This slough in the bay gall swamp was one of these roost spots. For the next ten minutes, ducks winged their way in, splashing loudly as they landed. They mostly came in pairs, but also in smaller groups of four or five. He wasn’t counting but he guessed that over three dozen had landed as he watched. The pairs were always a hen and drake. The wood duck hens were mottled brown and slightly smaller. It was easy to see how their natural camouflage would hide them in the bushes during nesting season.
The drakes were the most unusual, and without a doubt the most beautiful bird he’d ever seen. Their distinguishing feature was the bright green head topped by a hood. The rest of their body was a wonderful blend of green, blue, black, and white. There is no way he could have adequately described them.
Landing, the pairs could sense Joe’s presence and quickly swam away. The females made the unusual squealing call. Listening to the these calls, he sensed that there were two calls: one a type of warning call and the other an invitation to incoming flocks to join the party.
What a party it was! The males made a softer call. The hens seemed to be competing as to who could call the loudest and most. It was a wonder to be this near this spectacle.
Slowly, the parade of incoming wood ducks lessened and then ended. The bay gall area was now very dark and he could only see the outlines of the ducks and the wakes they left on the water as they swam about in groups.
The ducks called and carried on for the next hour before settling down. Throughout the night, Joseph would periodically be awakened by the loud squeal of the birds, but it didn’t bother him at all. He smiled, rolled over and enjoyed the best night of sleep he’d had in months.

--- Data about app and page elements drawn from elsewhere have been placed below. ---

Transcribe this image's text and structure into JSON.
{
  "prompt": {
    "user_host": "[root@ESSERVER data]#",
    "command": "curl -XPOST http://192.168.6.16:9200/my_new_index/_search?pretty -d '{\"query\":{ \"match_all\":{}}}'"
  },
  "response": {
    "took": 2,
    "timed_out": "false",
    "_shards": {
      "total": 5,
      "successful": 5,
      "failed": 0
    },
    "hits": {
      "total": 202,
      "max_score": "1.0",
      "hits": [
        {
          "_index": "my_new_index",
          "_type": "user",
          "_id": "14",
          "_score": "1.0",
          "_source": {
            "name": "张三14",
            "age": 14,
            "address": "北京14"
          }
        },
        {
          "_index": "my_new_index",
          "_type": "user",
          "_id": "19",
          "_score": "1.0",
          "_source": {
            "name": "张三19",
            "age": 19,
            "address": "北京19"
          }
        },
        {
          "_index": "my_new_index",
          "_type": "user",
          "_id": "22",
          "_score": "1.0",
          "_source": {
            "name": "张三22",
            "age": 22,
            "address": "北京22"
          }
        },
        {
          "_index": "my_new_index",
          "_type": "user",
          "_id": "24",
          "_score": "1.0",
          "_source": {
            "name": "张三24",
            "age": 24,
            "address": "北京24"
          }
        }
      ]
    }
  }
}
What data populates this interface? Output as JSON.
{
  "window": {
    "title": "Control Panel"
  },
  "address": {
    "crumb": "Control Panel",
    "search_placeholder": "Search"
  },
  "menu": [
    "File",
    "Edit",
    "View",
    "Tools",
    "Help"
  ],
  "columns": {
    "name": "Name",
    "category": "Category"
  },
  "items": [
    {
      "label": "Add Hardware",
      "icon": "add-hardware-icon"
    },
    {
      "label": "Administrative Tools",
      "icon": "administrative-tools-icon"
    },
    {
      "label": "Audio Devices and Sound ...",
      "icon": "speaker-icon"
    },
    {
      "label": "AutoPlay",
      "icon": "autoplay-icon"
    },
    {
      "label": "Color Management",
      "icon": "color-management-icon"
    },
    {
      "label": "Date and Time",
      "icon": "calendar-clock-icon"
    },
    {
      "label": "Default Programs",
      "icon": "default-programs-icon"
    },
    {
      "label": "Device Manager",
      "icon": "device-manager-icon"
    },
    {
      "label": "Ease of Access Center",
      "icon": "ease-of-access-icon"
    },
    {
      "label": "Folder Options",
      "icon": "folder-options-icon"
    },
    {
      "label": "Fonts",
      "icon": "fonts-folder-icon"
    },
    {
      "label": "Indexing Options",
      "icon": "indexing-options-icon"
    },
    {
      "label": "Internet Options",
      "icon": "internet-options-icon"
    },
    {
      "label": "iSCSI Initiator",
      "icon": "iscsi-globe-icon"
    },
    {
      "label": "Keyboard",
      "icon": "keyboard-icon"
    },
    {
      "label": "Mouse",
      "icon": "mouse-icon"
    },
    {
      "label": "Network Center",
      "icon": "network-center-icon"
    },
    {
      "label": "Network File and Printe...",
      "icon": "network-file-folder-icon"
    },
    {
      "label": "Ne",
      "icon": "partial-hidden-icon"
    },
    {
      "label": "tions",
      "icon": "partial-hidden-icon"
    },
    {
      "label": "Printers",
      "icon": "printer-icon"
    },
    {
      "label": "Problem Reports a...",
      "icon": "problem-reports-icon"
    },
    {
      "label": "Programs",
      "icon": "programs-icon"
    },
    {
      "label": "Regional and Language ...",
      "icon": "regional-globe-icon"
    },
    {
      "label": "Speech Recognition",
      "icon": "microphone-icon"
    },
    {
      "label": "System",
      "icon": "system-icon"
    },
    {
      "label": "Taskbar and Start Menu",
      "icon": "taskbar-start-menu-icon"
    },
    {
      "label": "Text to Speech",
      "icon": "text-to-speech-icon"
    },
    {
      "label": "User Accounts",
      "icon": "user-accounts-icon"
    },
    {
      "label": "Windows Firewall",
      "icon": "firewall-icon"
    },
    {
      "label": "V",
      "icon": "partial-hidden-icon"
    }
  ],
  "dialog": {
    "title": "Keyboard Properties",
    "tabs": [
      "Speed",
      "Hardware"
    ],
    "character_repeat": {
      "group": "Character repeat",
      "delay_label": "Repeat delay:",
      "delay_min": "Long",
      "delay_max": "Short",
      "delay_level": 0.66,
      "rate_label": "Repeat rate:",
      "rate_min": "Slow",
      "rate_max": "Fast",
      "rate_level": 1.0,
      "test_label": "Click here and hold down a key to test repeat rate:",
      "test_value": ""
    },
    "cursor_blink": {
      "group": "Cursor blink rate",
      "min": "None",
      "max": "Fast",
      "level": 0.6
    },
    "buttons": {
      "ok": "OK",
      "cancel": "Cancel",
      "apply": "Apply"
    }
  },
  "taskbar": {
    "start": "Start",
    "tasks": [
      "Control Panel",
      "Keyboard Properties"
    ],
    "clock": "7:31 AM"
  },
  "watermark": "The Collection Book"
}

Read the following blog entry for my favorite passage from The Wayfaring Stranger. It tells of Joe’s second trip to the bay gall a year later.